Task prompt: Each line of the data below that carries the word "handle" needs to be copied.

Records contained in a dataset

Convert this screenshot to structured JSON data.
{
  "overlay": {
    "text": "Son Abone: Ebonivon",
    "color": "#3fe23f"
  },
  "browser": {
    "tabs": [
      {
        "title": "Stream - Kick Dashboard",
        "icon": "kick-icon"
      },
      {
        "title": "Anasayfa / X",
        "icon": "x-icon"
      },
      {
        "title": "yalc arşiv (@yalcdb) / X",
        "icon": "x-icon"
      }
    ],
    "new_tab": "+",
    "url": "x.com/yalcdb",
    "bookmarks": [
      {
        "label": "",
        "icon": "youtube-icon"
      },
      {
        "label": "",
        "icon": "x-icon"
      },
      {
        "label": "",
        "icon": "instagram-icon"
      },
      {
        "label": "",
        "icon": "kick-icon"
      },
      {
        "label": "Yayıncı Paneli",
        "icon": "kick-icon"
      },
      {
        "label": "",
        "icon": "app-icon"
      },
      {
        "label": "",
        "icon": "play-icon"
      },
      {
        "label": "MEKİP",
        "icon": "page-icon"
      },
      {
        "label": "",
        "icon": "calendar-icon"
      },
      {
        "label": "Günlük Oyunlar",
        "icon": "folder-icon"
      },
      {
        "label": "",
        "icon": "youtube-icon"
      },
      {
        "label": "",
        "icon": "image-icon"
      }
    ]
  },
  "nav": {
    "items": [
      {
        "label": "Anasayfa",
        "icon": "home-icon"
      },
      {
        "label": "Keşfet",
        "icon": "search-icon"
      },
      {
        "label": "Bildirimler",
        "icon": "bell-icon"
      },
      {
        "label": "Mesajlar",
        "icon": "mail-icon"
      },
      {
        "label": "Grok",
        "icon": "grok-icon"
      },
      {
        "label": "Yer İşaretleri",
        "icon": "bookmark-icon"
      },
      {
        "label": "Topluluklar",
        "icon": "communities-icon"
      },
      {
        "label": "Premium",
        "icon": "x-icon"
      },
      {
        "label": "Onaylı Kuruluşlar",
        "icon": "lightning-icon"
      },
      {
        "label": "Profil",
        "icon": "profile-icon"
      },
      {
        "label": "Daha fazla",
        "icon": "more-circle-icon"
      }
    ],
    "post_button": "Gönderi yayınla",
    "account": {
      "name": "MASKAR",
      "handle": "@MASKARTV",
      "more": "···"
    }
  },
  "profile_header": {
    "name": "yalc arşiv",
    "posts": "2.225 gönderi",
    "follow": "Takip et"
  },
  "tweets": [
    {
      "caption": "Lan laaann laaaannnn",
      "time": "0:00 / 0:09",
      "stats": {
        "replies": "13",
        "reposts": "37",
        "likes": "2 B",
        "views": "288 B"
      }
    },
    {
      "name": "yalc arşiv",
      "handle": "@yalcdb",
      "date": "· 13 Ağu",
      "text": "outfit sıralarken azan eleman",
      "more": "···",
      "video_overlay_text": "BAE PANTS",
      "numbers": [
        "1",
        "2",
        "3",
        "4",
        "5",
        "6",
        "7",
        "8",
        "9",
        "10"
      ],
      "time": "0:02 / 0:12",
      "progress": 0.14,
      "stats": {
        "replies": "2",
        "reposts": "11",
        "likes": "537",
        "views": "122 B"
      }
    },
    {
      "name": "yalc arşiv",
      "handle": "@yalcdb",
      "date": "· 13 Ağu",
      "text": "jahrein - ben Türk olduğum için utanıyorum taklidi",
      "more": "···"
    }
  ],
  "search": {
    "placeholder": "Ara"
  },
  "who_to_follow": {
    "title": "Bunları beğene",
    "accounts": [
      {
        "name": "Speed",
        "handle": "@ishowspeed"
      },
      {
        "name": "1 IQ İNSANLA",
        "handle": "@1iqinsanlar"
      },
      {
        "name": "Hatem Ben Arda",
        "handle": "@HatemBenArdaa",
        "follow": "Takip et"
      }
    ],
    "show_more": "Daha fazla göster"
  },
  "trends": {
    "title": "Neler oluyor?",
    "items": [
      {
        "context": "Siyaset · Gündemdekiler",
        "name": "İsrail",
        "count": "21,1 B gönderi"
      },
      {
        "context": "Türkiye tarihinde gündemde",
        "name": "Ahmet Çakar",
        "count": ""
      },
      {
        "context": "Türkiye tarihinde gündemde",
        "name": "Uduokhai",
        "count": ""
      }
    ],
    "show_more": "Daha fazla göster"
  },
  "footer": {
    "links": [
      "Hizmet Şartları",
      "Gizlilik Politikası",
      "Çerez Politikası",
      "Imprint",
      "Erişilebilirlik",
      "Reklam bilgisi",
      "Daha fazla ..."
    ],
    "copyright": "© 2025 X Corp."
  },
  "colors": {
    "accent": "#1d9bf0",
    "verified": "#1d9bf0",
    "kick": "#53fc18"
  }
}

Response area:
      "handle": "@MASKARTV",
      "handle": "@yalcdb",
      "handle": "@yalcdb",
        "handle": "@ishowspeed"
        "handle": "@1iqinsanlar"
        "handle": "@HatemBenArdaa",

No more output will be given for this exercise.